Another activity titled, “I Can Help Others,” brings together empathy and kindness; it presents illustrations of different situations, and asks, “What would you do?”

If there weren’t already dozens of compelling, evidence-based reasons for getting kids reading early and often, add empathy-building to the list.

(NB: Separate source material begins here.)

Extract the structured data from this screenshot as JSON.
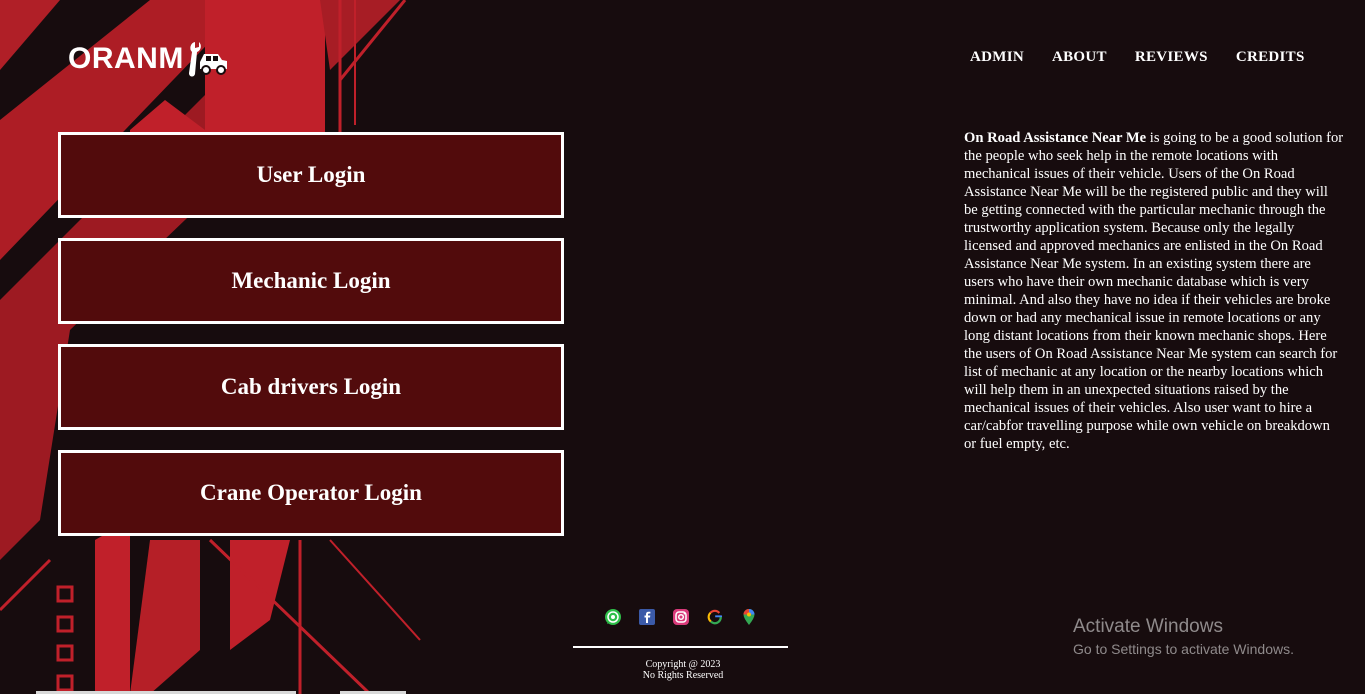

In a Discover Magazine article titled, “How Reading Fiction Increases Empathy and Encourages Understanding,” Megan Schmidt reports that “Fiction has the capacity to transport you into another character’s mind, allowing you to see and feel what they do. This can expose us to life circumstances that are very different from our own.”

She also quotes William Chopik, a psychologist at the University of Michigan, who says, “Fiction and stories do a lot of things for us.” Among them he says, “They expose use to uncomfortable ideas…and provide us with the opportunity to take other peoples’ perspectives in a safe, distanced way.” He concludes that “In that way, fiction serves as a playground for exercising empathic skills.”

A Different Tune, a Level 3 Storybook from the Start to Read! series, opens with “Once upon a time, in a land far away, everyone looked alike and did things the same way.” Kids learn that being different from everyone else can be a wonderful gift.

In the iOS e-book from the same series, Benny’s Baby Brother, a big brother changes his mind about the newest family member, learning that we can both change and manage our feelings instead of our feelings managing us.

Why is it so essential to teach and model kindness and empathy? Another Verywell Family article titled, “Ways to Teach Your Kids Kindness: How You Can Teach Kids to Be Kind to Others (and Why You Should), notes that kids “tend not to think too far ahead” and are also naturally self-centered, meaning “they aren’t always able to put themselves in someone else’s shoes.” It goes on to offer some great tips and wraps up by saying that “When you encourage kindness in your child, they will feel better not only about the world they live in but also about [themselves].”

In honor of Random Acts of Kindness Week/Day and beyond, consider posting this wonderful anonymous saying somewhere prominent: “Kindness: it costs nothing but means everything.”